U.S. Supreme Court rules no life in prison without parole for minors
COLUMBIA - Missouri is scrambling to create a constitutional sentence for juveniles convicted of first degree murder after a U.S. Supreme Court ruling Monday.
The high court ruled that its 2012 ruling banning mandatory life without parole sentences for juvenile murderers applies to those previously convicted.
The ruling has reaffirmed that more than 80 Missouri inmates sentenced to life in prison as teenagers could have a chance at freedom.
While some Missouri courts have granted new sentencing hearings for some with appeals pending in 2012, the state Supreme Court hasn't yet ruled on a prior case in which appeals were exhausted.

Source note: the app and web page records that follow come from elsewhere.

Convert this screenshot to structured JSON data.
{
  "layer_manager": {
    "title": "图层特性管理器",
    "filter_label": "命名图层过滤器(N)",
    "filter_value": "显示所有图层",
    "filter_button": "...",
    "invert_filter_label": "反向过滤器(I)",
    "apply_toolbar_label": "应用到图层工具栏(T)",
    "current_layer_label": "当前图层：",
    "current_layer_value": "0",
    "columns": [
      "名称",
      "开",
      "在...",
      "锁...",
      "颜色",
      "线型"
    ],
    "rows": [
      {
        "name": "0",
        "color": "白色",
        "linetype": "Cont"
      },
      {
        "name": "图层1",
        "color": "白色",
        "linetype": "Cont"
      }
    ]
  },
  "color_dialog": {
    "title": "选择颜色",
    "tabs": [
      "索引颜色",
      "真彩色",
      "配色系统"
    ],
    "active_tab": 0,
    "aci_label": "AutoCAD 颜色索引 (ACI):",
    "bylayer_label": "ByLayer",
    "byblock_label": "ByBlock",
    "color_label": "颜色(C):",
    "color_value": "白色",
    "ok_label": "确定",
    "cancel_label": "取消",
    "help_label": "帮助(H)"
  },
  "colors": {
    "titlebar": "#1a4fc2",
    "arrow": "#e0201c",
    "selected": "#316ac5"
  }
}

Nanci Gonder, a spokeswoman for the Missouri attorney general's office, said the ruling is under review.
The ruling came as state lawmakers are again pushing to change Missouri law on juvenile sentencing to come into compliance with the 2012 ruling.

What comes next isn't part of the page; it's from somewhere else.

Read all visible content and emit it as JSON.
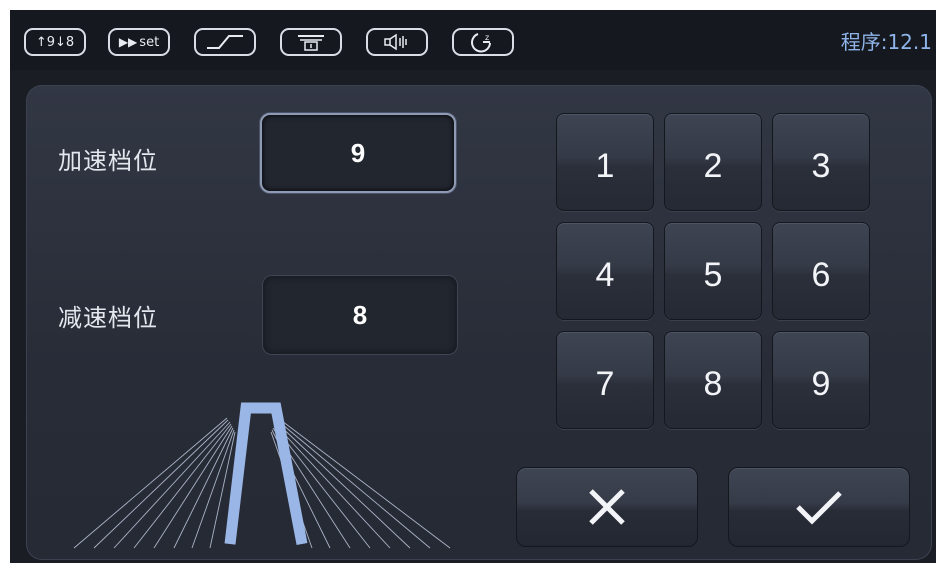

"Sen. Bob Dixon said Missouri has no alternative sentence that's constitutional for minors convicted of first-degree murder other than life in prison without parole," according to the Associated Press.

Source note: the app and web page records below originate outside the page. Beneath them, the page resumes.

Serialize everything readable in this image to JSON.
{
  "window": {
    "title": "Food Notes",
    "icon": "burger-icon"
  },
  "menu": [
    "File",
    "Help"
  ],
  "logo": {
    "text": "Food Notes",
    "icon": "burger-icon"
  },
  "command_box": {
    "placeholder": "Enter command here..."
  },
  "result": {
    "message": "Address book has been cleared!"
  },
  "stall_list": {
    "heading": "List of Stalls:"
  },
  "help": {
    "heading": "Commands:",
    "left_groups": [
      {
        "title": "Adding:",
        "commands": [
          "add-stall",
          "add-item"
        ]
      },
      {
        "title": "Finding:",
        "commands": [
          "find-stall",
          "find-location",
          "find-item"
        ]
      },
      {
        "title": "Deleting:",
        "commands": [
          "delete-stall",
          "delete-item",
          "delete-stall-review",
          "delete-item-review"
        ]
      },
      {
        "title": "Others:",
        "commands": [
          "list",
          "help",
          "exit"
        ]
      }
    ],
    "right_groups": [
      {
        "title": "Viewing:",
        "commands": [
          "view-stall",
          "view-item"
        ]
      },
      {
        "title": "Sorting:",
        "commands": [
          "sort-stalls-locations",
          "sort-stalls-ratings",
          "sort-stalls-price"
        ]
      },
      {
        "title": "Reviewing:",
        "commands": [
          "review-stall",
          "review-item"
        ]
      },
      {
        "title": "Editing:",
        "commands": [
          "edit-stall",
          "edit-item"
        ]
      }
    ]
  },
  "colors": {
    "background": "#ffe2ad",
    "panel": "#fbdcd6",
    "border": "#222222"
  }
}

Greg Mermelstein, a Missouri public defender specializing in juveniles, said, "Now that the United States Supreme Court has ruled that these juveniles are entitled either to a new sentencing proceeding or entitled to a parole hearring, I think the Missouri Supreme Court is going to have to decide what, if anything, is the Missouri Supreme Court is going to give them."
Select a station to view its upcoming schedule: